We refer again to Parkinson’s Health, and their statement that: “Managing Parkinson’s disease can be complicated, but it’s nothing you can’t handle”.
Go to Parkinson’s Health for more on self-help. We derive much of the following advice from them. Suggested highly-achievable goals for managing your condition include:
- Reducing your Parkinson’s disease symptoms
- Minimizing problematic side effects
- Maintaining your activities of daily living
- Ensuring your emotional well-being
- Continuing your work or hobbies
- Maintaining relationships with family and friends
- Maximizing your independence
If you are not exercising regularly, start today. However, always consult your doctor before beginning any exercise program. Exercise can help make living with Parkinson’s disease easier by:
- helping you feel more in control of your movements
- reducing gait problems and muscle/joint injuries
- improving flexibility
- increasing muscle strength and balance
- increasing energy, stamina and cardiovascular health
Your exercise program should be tailored to your personal abilities and any other health concerns, such as high blood pressure or arthritis. Your doctor and physiotherapist can advise about this. Tai Chi, Yoga and Pilates technique may be particularly effective. Many people with Parkinson’s are involved in active sports and activities such as racquet sports, bowling, sailing, skiing, swimming and dancing. You may be surprised how much you can do.
The Parkinson’s Disease Foundation has co-produced an exercise DVD. See their site or Motivating Moves. This is also a subject where our Health Information we Trust list and our Complementary Techniques and Therapies guide could be very helpful.
A good night’s sleep keeps your body and mind functioning properly, but Parkinson’s disease can include symptoms that interfere with your sleep – such as vivid dreams, sleeplessness, or restless legs. Try these tips to help you catch your rest:
- Avoid alcohol, caffeine, and other stimulants in the evening.
- Minimize fluid intake in the hours before bedtime.

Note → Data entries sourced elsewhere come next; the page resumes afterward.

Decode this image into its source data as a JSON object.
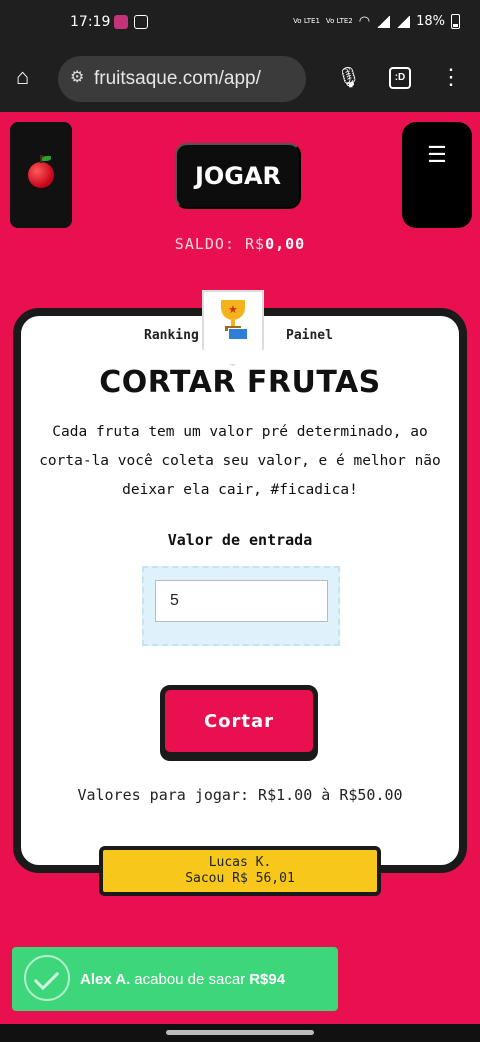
{
  "status_bar": {
    "time": "17:19",
    "lte1": "Vo LTE1",
    "lte2": "Vo LTE2",
    "battery": "18%"
  },
  "browser": {
    "url": "fruitsaque.com/app/",
    "tab_badge": ":D",
    "icons": [
      "home-icon",
      "site-settings-icon",
      "microphone-icon",
      "tabs-icon",
      "more-vert-icon"
    ]
  },
  "header": {
    "play_label": "JOGAR",
    "menu_icon": "☰",
    "saldo_label": "SALDO: R$",
    "saldo_value": "0,00"
  },
  "card": {
    "ranking_label": "Ranking",
    "painel_label": "Painel",
    "title": "CORTAR FRUTAS",
    "description": "Cada fruta tem um valor pré determinado, ao corta-la você coleta seu valor, e é melhor não deixar ela cair, #ficadica!",
    "entry_label": "Valor de entrada",
    "entry_value": "5",
    "cut_button": "Cortar",
    "range_text": "Valores para jogar: R$1.00 à R$50.00"
  },
  "winner": {
    "name": "Lucas K.",
    "text": "Sacou R$ 56,01"
  },
  "toast": {
    "name": "Alex A.",
    "message": "acabou de sacar",
    "amount": "R$94"
  },
  "colors": {
    "background": "#e8104e",
    "dark": "#1a1a1a",
    "winner": "#f7c81b",
    "toast": "#3dd67a"
  }
}
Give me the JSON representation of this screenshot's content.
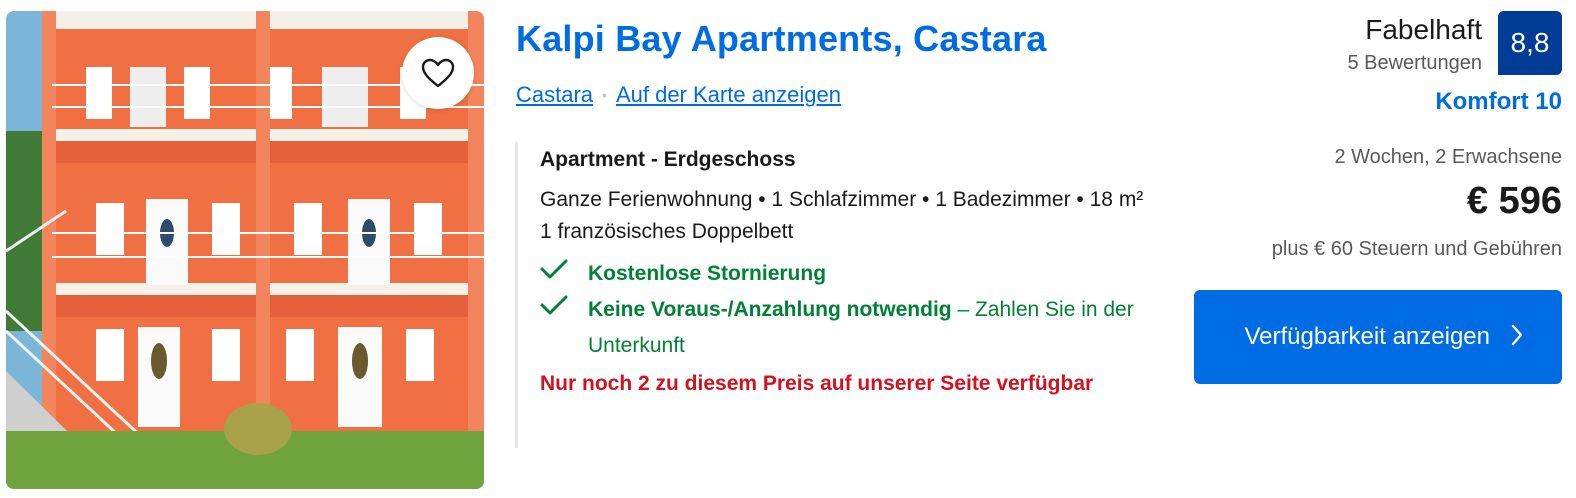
{
  "listing": {
    "title": "Kalpi Bay Apartments, Castara",
    "location_link": "Castara",
    "map_link": "Auf der Karte anzeigen",
    "favorite_icon": "heart-icon"
  },
  "unit": {
    "name": "Apartment - Erdgeschoss",
    "description": "Ganze Ferienwohnung • 1 Schlafzimmer • 1 Badezimmer • 18 m²",
    "bed": "1 französisches Doppelbett",
    "perks": [
      {
        "icon": "check-icon",
        "bold": "Kostenlose Stornierung",
        "rest": ""
      },
      {
        "icon": "check-icon",
        "bold": "Keine Voraus-/Anzahlung notwendig",
        "rest": " – Zahlen Sie in der Unterkunft"
      }
    ],
    "scarcity": "Nur noch 2 zu diesem Preis auf unserer Seite verfügbar"
  },
  "review": {
    "label": "Fabelhaft",
    "count": "5 Bewertungen",
    "score": "8,8",
    "comfort": "Komfort 10"
  },
  "pricing": {
    "stay": "2 Wochen, 2 Erwachsene",
    "price": "€ 596",
    "taxes": "plus € 60 Steuern und Gebühren",
    "cta": "Verfügbarkeit anzeigen",
    "cta_icon": "chevron-right-icon"
  },
  "colors": {
    "link_blue": "#006ce4",
    "score_blue": "#003b95",
    "success_green": "#008234",
    "urgent_red": "#d4111e"
  }
}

- Establish a regular sleep routine if possible
- Avoid oversleeping
- Create a comfortable, peaceful environment in your bedroom

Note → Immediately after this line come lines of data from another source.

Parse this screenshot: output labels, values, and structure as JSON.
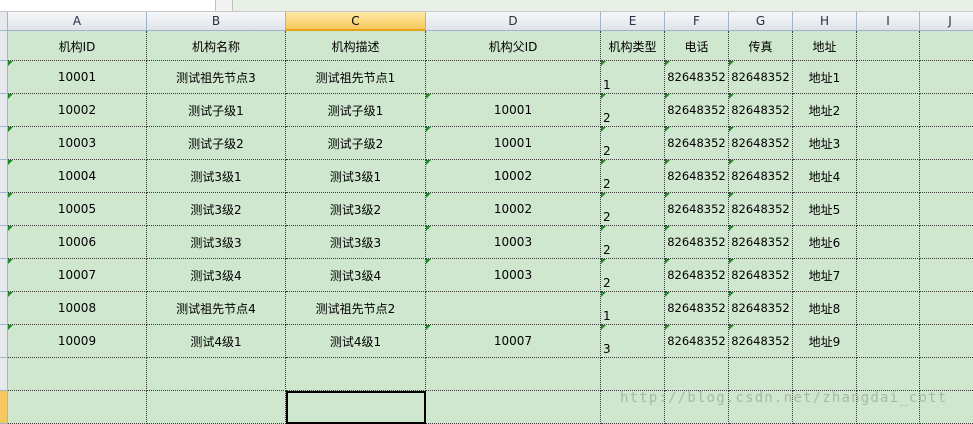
{
  "columns": [
    "A",
    "B",
    "C",
    "D",
    "E",
    "F",
    "G",
    "H",
    "I",
    "J"
  ],
  "active_column": "C",
  "header_row": [
    "机构ID",
    "机构名称",
    "机构描述",
    "机构父ID",
    "机构类型",
    "电话",
    "传真",
    "地址",
    "",
    ""
  ],
  "rows": [
    [
      "10001",
      "测试祖先节点3",
      "测试祖先节点1",
      "",
      "1",
      "82648352",
      "82648352",
      "地址1"
    ],
    [
      "10002",
      "测试子级1",
      "测试子级1",
      "10001",
      "2",
      "82648352",
      "82648352",
      "地址2"
    ],
    [
      "10003",
      "测试子级2",
      "测试子级2",
      "10001",
      "2",
      "82648352",
      "82648352",
      "地址3"
    ],
    [
      "10004",
      "测试3级1",
      "测试3级1",
      "10002",
      "2",
      "82648352",
      "82648352",
      "地址4"
    ],
    [
      "10005",
      "测试3级2",
      "测试3级2",
      "10002",
      "2",
      "82648352",
      "82648352",
      "地址5"
    ],
    [
      "10006",
      "测试3级3",
      "测试3级3",
      "10003",
      "2",
      "82648352",
      "82648352",
      "地址6"
    ],
    [
      "10007",
      "测试3级4",
      "测试3级4",
      "10003",
      "2",
      "82648352",
      "82648352",
      "地址7"
    ],
    [
      "10008",
      "测试祖先节点4",
      "测试祖先节点2",
      "",
      "1",
      "82648352",
      "82648352",
      "地址8"
    ],
    [
      "10009",
      "测试4级1",
      "测试4级1",
      "10007",
      "3",
      "82648352",
      "82648352",
      "地址9"
    ]
  ],
  "watermark": "http://blog.csdn.net/zhangdai_cott",
  "colors": {
    "cell_fill": "#cfe7cf",
    "header_fill": "#dfe3e8",
    "active_header": "#f7c85d",
    "text_marker": "#1a8b25"
  }
}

- Exercise regularly
Meditation can allow you to discover and enjoy a profound stillness and peace, no matter what your body is doing. Try the Shollond Trust website in our Complementary Techniques and Therapies guide for an easy and effective start.
Supplements, Snake-oils and Diets
Although there is little conclusive scientific information on natural supplements, researchers are examining several substances to evaluate their effectiveness on slowing Parkinson’s disease progression and managing its symptoms. Note that you should discuss using any supplements with your doctor or chemist before taking them to avoid potentially dangerous interactions.
Since there is evidence relating oxidative damage of nerve cells to PD, some researchers are studying antioxidants. A 2002 study focused on the potential antioxidant Coenzyme Q10 (CoQ10), which is believed to play an important role in mitochondria health. Mitochondria are the “powerhouses” of a cell, and some scientists think that abnormalities of mitochondrial function may play a role in Parkinson’s. A recent clinical trial found that high doses of CoQ10 (up to 1200 mg) showed a possible slowing of disease progression in a small number of subjects. These results are promising but researchers have not studied CoQ10 extensively enough to recommend it.
Scientists have also examined Vitamin E, Vitamin C and health foods to evaluate their oxidative properties. Vitamin E can fight damage in the brain caused by free radicals, and has been suggested to lower the risk of PD. However, researchers conducted an extensive and thorough study over 10 years ago ( the DATATOP trial) and failed to find any evidence that Vitamin E slows the progression of Parkinson’s or manages symptoms. Since Vitamin E has very few side-effects, many Parkinson’s patients continue to take it in high doses of 400 IU or more. Researchers are also examining health foods, such as fermented papaya and blueberries, to determine their role in slowing nerve cell death. Some scientists are optimistic about the research but do not have enough conclusive data yet to recommend these supplements.
Creatine is another compound of scientific interest that increases levels of phosphocreatine (an energy source in muscle and the brain). Multi-centre clinical trials are being conducted to determine if creatine protects against nerve cell damage. Researchers have also studied a compound called glutathione to determine its effect on nerve cell metabolism and its power as an antioxidant. Both compounds show promise, but the appropriate dosing is unclear, as are the most effective method of administration, side-effects and long-term dosing risks.
Both the BBC and the Alzheimer’s Society report that Ecstasy and cannabis can have positive effects for people with Parkinson’s. In 2001 a BBC Horizon’s programme featured a young man whose symptoms disappeared when he took Ecstasy. The mechanisms by which both Ecstasy and cannabis may alleviate symptoms are being studied. Speaking of such ‘recreational’ drugs, The Alzheimer’s Society warns quite sternly against the use of any illegal recreational drug. Definitely check Medline Plus to learn more about any supplement which interests you.